SEDGWICK, Maine — Between Brooksville and Deer Isle there is a place on Route 15 that has a spectacular view. On a typical weekend day, two to three cars are parked at a lookout point and visitors are taking in the scene of the blueberry barrens, sloping down toward Walker Pond. Beyond the pond, Penobscot Bay fills the space between Deer Isle, Vinalhaven and Isle au Haut, with the Camden Hills creating a distant backdrop.
For a decade, about 10 acres on the north end of this spot, known as Caterpillar Hill, have been for sale. One might expect a location like this to be swiped up right away, but a high property value and an unstable real estate market has prevented that from happening.
That is a relief for a nonprofit group, called the Caterpillar Hill Initiative, which has been working for eight of those 10 years to try to buy the property in order to turn the space into a community center. The nonprofit was founded by Kelly Mitchell, who runs a gallery in the building that sits on the property. After years of meager fundraising for an almost hopeless goal of raising $1.5 million, Mitchell now sees a window of opportunity: the price has dropped to $798,000.
The land is owned by Basil Ladd, who inherited it from his cousin, James Condon. The Condon family bought the property on Caterpillar Hill in the 1920s. The shingled, two-story building that now houses Mitchell’s gallery was built by the Condons originally to be a hot dog stand, then a restaurant that eventually made boiled lobster its speciality, according to Ladd.
“I can remember when I was a kid, I was up there a lot,” Ladd said. “I can remember them having the old figure bowls because you made such a mess.”
Ice cream was made on site from local creams and berries and everything was cooked on a wood stove.

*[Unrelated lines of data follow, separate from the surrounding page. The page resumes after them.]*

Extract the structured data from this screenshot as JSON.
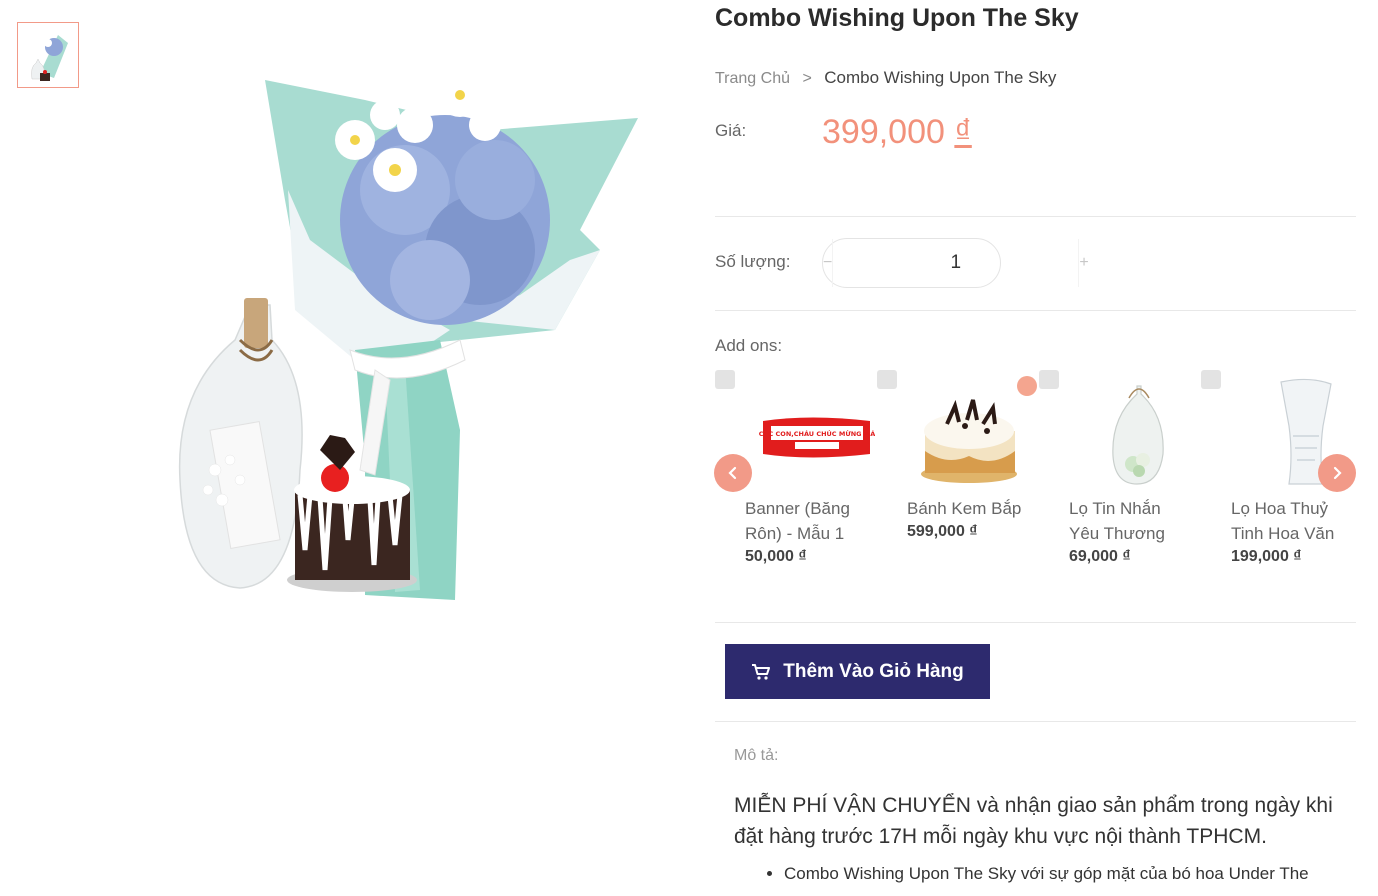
{
  "product": {
    "title": "Combo Wishing Upon The Sky",
    "breadcrumb": {
      "home": "Trang Chủ",
      "separator": ">",
      "current": "Combo Wishing Upon The Sky"
    },
    "price_label": "Giá:",
    "price_amount": "399,000",
    "price_currency": "₫",
    "quantity_label": "Số lượng:",
    "quantity_value": "1",
    "minus_symbol": "−",
    "plus_symbol": "+"
  },
  "addons": {
    "label": "Add ons:",
    "items": [
      {
        "name": "Banner (Băng Rôn) - Mẫu 1",
        "price": "50,000 ₫",
        "banner_text": "CÁC CON,CHÁU CHÚC MỪNG MÁ"
      },
      {
        "name": "Bánh Kem Bắp",
        "price": "599,000 ₫"
      },
      {
        "name": "Lọ Tin Nhắn Yêu Thương",
        "price": "69,000 ₫"
      },
      {
        "name": "Lọ Hoa Thuỷ Tinh Hoa Văn",
        "price": "199,000 ₫"
      }
    ],
    "prev_icon": "chevron-left-icon",
    "next_icon": "chevron-right-icon"
  },
  "cart_button": {
    "label": "Thêm Vào Giỏ Hàng",
    "icon": "cart-icon"
  },
  "description": {
    "label": "Mô tả:",
    "headline": "MIỄN PHÍ VẬN CHUYỂN và nhận giao sản phẩm trong ngày khi đặt hàng trước 17H mỗi ngày khu vực nội thành TPHCM.",
    "bullets": [
      "Combo Wishing Upon The Sky với sự góp mặt của bó hoa Under The"
    ]
  },
  "colors": {
    "accent": "#f2917b",
    "button": "#2d2a6e",
    "wrap": "#a8dcd1",
    "hydrangea": "#8fa5d8"
  }
}
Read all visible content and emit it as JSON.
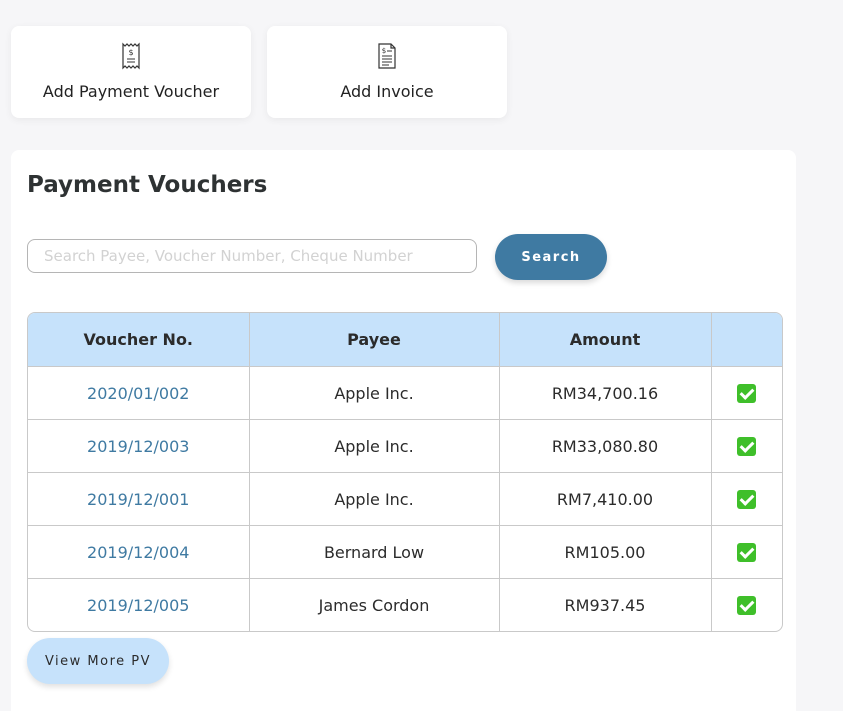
{
  "actions": {
    "add_payment_voucher": {
      "label": "Add Payment Voucher",
      "icon": "receipt-icon"
    },
    "add_invoice": {
      "label": "Add Invoice",
      "icon": "invoice-document-icon"
    }
  },
  "panel": {
    "title": "Payment Vouchers",
    "search": {
      "placeholder": "Search Payee, Voucher Number, Cheque Number",
      "value": "",
      "button_label": "Search"
    },
    "table": {
      "headers": [
        "Voucher No.",
        "Payee",
        "Amount",
        ""
      ],
      "rows": [
        {
          "voucher_no": "2020/01/002",
          "payee": "Apple Inc.",
          "amount": "RM34,700.16",
          "status_icon": "check-icon"
        },
        {
          "voucher_no": "2019/12/003",
          "payee": "Apple Inc.",
          "amount": "RM33,080.80",
          "status_icon": "check-icon"
        },
        {
          "voucher_no": "2019/12/001",
          "payee": "Apple Inc.",
          "amount": "RM7,410.00",
          "status_icon": "check-icon"
        },
        {
          "voucher_no": "2019/12/004",
          "payee": "Bernard Low",
          "amount": "RM105.00",
          "status_icon": "check-icon"
        },
        {
          "voucher_no": "2019/12/005",
          "payee": "James Cordon",
          "amount": "RM937.45",
          "status_icon": "check-icon"
        }
      ]
    },
    "view_more_label": "View More PV"
  },
  "colors": {
    "accent": "#3f7aa2",
    "header_bg": "#c6e2fb",
    "check_green": "#3fbf2a",
    "page_bg": "#f6f6f8"
  }
}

James Condon died in 1987 and was survived by his brother, Charles, who lived in a nursing home and could not care for himself. In James’ will, he stipulated that the 176 acres of land that he owned be sold off in pieces in order to pay for his brother’s care. Ladd was the trustee of the estate, responsible for selling the land and caring for Charles, and would inherit what was left when Charles died.
“After that was exhausted,” Ladd said of his cousin’s land that he did sell, “I had to put up the remaining property for sale. That’s when Kelly expressed an interest.”
Mitchell had been operating the gallery for eight years. She did not have the money to buy it, so she started the Caterpillar Hill Initiative.
Over the years, many residents have been supportive of her efforts, but some have been suspicious.
People wondered if she was fundraising to keep open a for-profit business, said Dylan Howard, the president of Caterpillar Hill Initiative’s board.
Now, Howard and Mitchell are making efforts to be more transparent about their vision for the property and they are trying to get more serious about their efforts to fundraise.
“We want people to own this,” said Mitchell of the project.
They hope to build a colorful, tiled amphitheater that would be a space for concerts and presentations. They also envision a small museum and would like to keep the gallery open. To raise money, Howard and Mitchell have been selling tiles, priced between $15 and $10,000, which will make up the floor of the amphitheater.
They have a long way to go.
“Exactly two weeks ago today, CHI had $3,500 in cash and approximately $3,400 in unpaid bills,” said James Wadman, a tax accountant who is handling the nonprofit’s finances.
Howard, an eager and enthusiastic filmmaker in New York who is originally from the area, plans to start a fundraising campaign on Indiegogo, a crowdsourcing site that gives individuals a platform for raising money from around the world. He and Mitchell also hope to eventually merge the for-profit gallery with the nonprofit so that proceeds from the gallery can go towards the community center project, he said.
A 2009 feasibility study conducted by Jerry Bley, a principal at a land use consulting group based in Readfield, indicated that the project was possible given the public and private fundraising potential in the area, and the public’s interest in the view.
Charles Condon died in 2011, so the urgency to sell has gone down a little, but not much, because of the taxes Ladd has to pay on the land. However, he is willing to sell an option on the property, as he did in 2005 for the nonprofit.
“I think it would be good because it would keep it for everyone to see in its natural state,” said Ladd of the potential project. “But I can’t withhold selling it or selling it at a reduced price.”